* _PROBLEM TO WORK ON_: Scan the data below and state the number of lines that include the word "Confirmar", adding no comment.
== Segment start ==
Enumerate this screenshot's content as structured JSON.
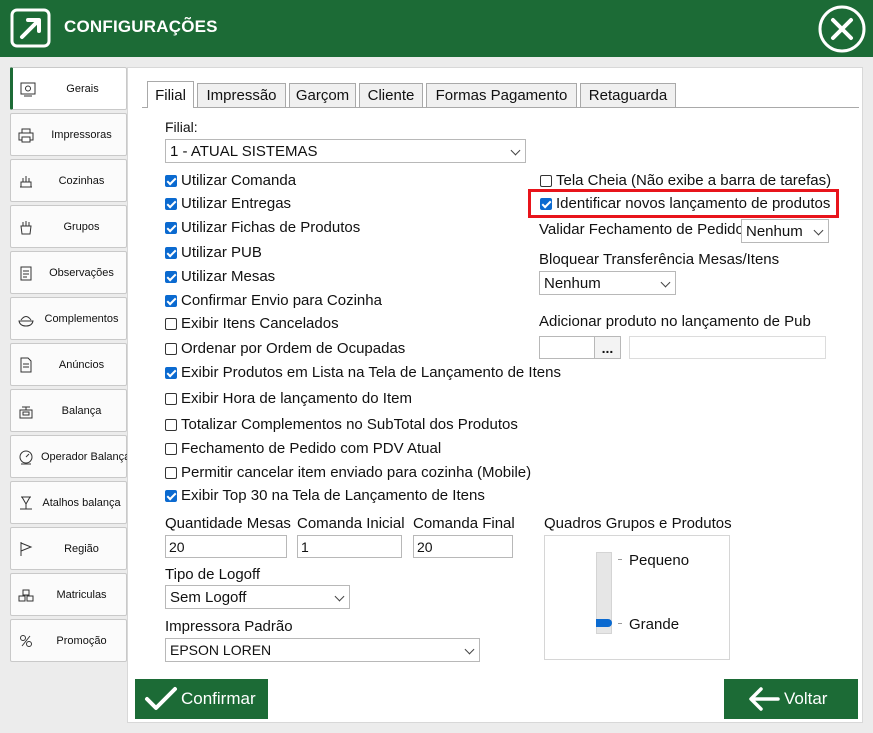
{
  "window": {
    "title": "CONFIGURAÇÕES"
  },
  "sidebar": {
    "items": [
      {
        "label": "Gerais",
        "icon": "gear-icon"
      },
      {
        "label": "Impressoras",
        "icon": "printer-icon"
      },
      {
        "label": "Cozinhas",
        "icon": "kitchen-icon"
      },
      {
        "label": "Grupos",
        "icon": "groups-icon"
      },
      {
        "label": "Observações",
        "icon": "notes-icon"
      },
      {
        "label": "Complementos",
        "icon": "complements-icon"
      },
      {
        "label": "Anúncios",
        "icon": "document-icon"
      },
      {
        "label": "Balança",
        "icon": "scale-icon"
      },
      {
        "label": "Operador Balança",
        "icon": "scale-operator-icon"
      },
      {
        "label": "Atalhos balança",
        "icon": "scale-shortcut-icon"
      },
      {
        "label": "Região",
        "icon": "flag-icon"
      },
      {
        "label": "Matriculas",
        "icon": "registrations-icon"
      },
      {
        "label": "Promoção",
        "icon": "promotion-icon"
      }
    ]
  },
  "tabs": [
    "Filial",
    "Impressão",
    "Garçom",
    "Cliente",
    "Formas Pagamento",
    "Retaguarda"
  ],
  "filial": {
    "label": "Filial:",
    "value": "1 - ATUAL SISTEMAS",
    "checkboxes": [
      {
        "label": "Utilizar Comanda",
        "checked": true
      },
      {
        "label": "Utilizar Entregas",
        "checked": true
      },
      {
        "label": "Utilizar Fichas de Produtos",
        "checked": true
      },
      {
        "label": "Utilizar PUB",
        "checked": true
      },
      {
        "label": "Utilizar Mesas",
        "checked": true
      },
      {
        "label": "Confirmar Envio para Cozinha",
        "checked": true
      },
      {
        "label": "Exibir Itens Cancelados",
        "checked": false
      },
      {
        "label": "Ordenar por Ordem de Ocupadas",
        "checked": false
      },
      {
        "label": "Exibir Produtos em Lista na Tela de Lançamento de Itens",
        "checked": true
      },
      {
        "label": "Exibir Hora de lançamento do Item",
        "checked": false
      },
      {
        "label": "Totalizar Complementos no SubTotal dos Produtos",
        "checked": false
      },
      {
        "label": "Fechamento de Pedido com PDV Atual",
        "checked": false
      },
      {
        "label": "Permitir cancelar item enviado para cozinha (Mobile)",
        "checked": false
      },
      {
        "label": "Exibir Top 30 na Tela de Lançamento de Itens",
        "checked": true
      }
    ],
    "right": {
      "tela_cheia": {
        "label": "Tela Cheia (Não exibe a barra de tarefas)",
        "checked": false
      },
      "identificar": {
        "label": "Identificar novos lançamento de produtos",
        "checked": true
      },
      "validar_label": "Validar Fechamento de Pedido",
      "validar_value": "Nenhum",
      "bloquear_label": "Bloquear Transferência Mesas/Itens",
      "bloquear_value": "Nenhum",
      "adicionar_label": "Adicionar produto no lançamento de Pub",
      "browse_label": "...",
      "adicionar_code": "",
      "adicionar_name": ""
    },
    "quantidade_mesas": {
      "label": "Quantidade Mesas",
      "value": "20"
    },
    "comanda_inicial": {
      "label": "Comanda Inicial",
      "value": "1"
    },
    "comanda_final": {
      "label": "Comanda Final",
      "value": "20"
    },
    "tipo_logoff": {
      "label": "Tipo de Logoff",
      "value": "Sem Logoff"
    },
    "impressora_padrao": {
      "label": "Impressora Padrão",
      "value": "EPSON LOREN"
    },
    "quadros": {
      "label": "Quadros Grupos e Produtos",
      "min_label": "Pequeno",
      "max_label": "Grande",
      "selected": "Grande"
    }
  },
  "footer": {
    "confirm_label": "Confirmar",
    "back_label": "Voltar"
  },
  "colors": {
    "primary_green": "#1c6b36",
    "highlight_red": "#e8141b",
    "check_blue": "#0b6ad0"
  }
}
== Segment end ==
* _RESPONSE BOX_: 2